[App and web page records]
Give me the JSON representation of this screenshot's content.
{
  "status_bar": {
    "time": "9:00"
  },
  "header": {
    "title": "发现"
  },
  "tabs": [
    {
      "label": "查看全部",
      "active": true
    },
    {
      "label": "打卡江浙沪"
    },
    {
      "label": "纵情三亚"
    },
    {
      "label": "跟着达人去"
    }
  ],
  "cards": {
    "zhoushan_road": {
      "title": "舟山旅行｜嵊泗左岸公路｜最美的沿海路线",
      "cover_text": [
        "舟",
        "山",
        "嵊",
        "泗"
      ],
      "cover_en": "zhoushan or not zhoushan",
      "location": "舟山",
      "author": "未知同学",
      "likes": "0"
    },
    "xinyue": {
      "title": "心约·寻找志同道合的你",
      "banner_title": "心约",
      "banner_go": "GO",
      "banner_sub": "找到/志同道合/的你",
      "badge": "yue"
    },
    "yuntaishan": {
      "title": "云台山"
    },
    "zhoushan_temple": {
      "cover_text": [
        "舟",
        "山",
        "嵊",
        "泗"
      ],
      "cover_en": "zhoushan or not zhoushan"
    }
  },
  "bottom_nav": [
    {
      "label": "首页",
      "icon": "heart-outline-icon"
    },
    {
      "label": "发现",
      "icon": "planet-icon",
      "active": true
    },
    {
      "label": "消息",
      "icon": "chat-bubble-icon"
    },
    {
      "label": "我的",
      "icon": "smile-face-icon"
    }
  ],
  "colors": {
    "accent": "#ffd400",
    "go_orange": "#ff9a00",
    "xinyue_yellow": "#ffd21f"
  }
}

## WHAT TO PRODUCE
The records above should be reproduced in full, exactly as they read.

## PROBLEM SOLUTION
Give me the JSON representation of this screenshot's content.
{
  "status_bar": {
    "time": "9:00"
  },
  "header": {
    "title": "发现"
  },
  "tabs": [
    {
      "label": "查看全部",
      "active": true
    },
    {
      "label": "打卡江浙沪"
    },
    {
      "label": "纵情三亚"
    },
    {
      "label": "跟着达人去"
    }
  ],
  "cards": {
    "zhoushan_road": {
      "title": "舟山旅行｜嵊泗左岸公路｜最美的沿海路线",
      "cover_text": [
        "舟",
        "山",
        "嵊",
        "泗"
      ],
      "cover_en": "zhoushan or not zhoushan",
      "location": "舟山",
      "author": "未知同学",
      "likes": "0"
    },
    "xinyue": {
      "title": "心约·寻找志同道合的你",
      "banner_title": "心约",
      "banner_go": "GO",
      "banner_sub": "找到/志同道合/的你",
      "badge": "yue"
    },
    "yuntaishan": {
      "title": "云台山"
    },
    "zhoushan_temple": {
      "cover_text": [
        "舟",
        "山",
        "嵊",
        "泗"
      ],
      "cover_en": "zhoushan or not zhoushan"
    }
  },
  "bottom_nav": [
    {
      "label": "首页",
      "icon": "heart-outline-icon"
    },
    {
      "label": "发现",
      "icon": "planet-icon",
      "active": true
    },
    {
      "label": "消息",
      "icon": "chat-bubble-icon"
    },
    {
      "label": "我的",
      "icon": "smile-face-icon"
    }
  ],
  "colors": {
    "accent": "#ffd400",
    "go_orange": "#ff9a00",
    "xinyue_yellow": "#ffd21f"
  }
}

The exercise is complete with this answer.